Bike: I Accidentally hit a button on my watch indicating “transition 2”….at the start of the bike (Doh). No power data for me! Oh well, I got this! With foggy glasses and a drive to catch Mr. Sterghos…I took off. For nutrition, I mixed 3 scoops of OSMO and an added Honey Stinger Gel in a bottle. This protocol works best for me during an Olympic race. I charged ahead, leading about 4 guys who were in the “legal” draft zone…By the way! I forgot how easy it is for our amateur field is to draft. From my perspective they were pretty close, but who knows…I saw a ref bike trailing us so I was confident they were at least careful. In the Pro field you don’t even want to be within what seems like a mile…they love handing out the penalties and have different rules. Either way, I was happy to have the 3rd fastest bike split. I knew I worked my butt off to try and gain ground. I didn’t end up catching Nicholas Sterghos but I did see him running out of transition as I pulled in. Time well spent. My hopes were that my competition had to work really hard to hold on (turns out they did). It’s not over til it’s over! No one was gonna run me down!

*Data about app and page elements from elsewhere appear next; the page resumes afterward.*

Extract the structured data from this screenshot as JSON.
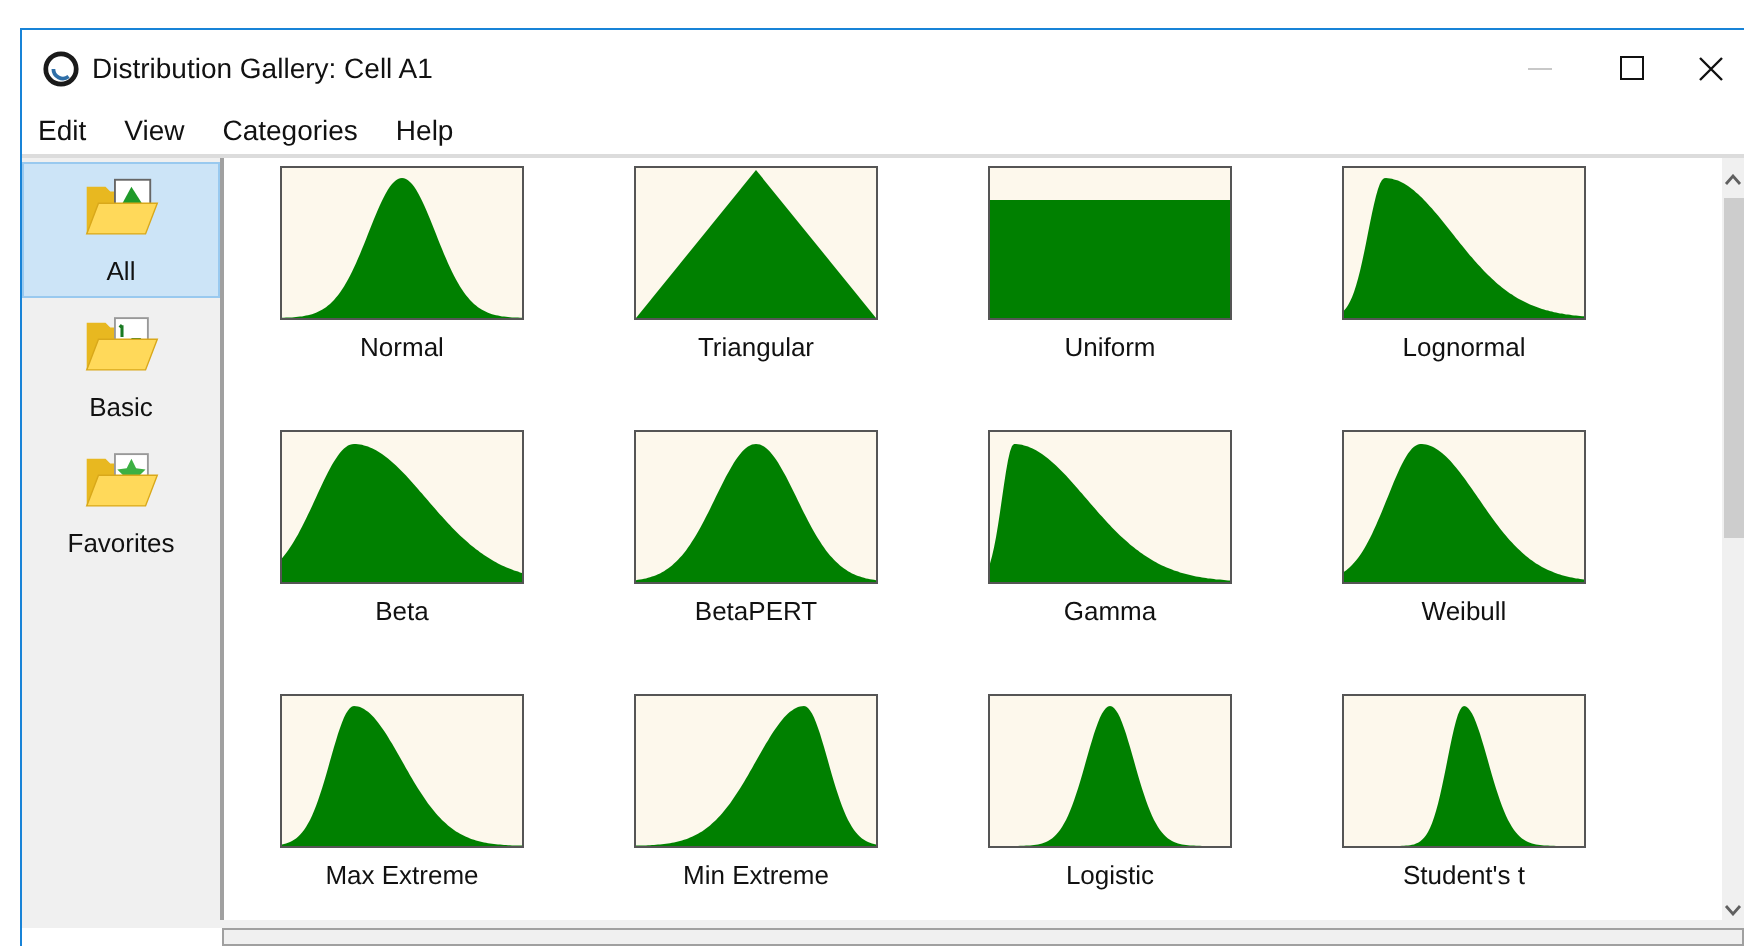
{
  "window": {
    "title": "Distribution Gallery: Cell A1"
  },
  "menu": [
    "Edit",
    "View",
    "Categories",
    "Help"
  ],
  "sidebar": {
    "items": [
      {
        "label": "All",
        "kind": "chart",
        "selected": true
      },
      {
        "label": "Basic",
        "kind": "numbers",
        "selected": false
      },
      {
        "label": "Favorites",
        "kind": "star",
        "selected": false
      }
    ]
  },
  "gallery": {
    "items": [
      {
        "label": "Normal",
        "kind": "normal"
      },
      {
        "label": "Triangular",
        "kind": "triangular"
      },
      {
        "label": "Uniform",
        "kind": "uniform"
      },
      {
        "label": "Lognormal",
        "kind": "lognormal"
      },
      {
        "label": "Beta",
        "kind": "beta"
      },
      {
        "label": "BetaPERT",
        "kind": "betapert"
      },
      {
        "label": "Gamma",
        "kind": "gamma"
      },
      {
        "label": "Weibull",
        "kind": "weibull"
      },
      {
        "label": "Max Extreme",
        "kind": "maxextreme"
      },
      {
        "label": "Min Extreme",
        "kind": "minextreme"
      },
      {
        "label": "Logistic",
        "kind": "logistic"
      },
      {
        "label": "Student's t",
        "kind": "studentt"
      }
    ]
  }
}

Run: I knew to take the 1st 3 or 4 minutes at ¾ speed since my body needs that time to re-arrange how it’s activating muscles. Nutritionally I felt fine and after some caffeine, I felt even better. I sipped a gel flask every 2 miles and use the aid stations to splash cold water while using the out and back section to judge how much ground I was gaining…(or losing). Turns out the studs who hung on me wheel dug a little too deep, BOOM…run run run! Finished feeling strong and was overjoyed to know USMES had 2 on the Podium. 5th place was a good day for me. It was also great to know Kathy Rakel took 2nd overall female.
The past few races haven’t been very stellar as far as results go but I know I’m getting more durable and developing some great mental strength. Nutritionally, I’m completely plant powered and have never felt better. The protein hype has been proven to be more of a nervous retreat to a “brainwashed” mentality and I know my body is totally nourished by what I eat….Plants, Nuts, Seeds, Fruit, Legumes. As with everything the devil is in the details. So the caveat would be to always stay whole foods plant based! Duh!!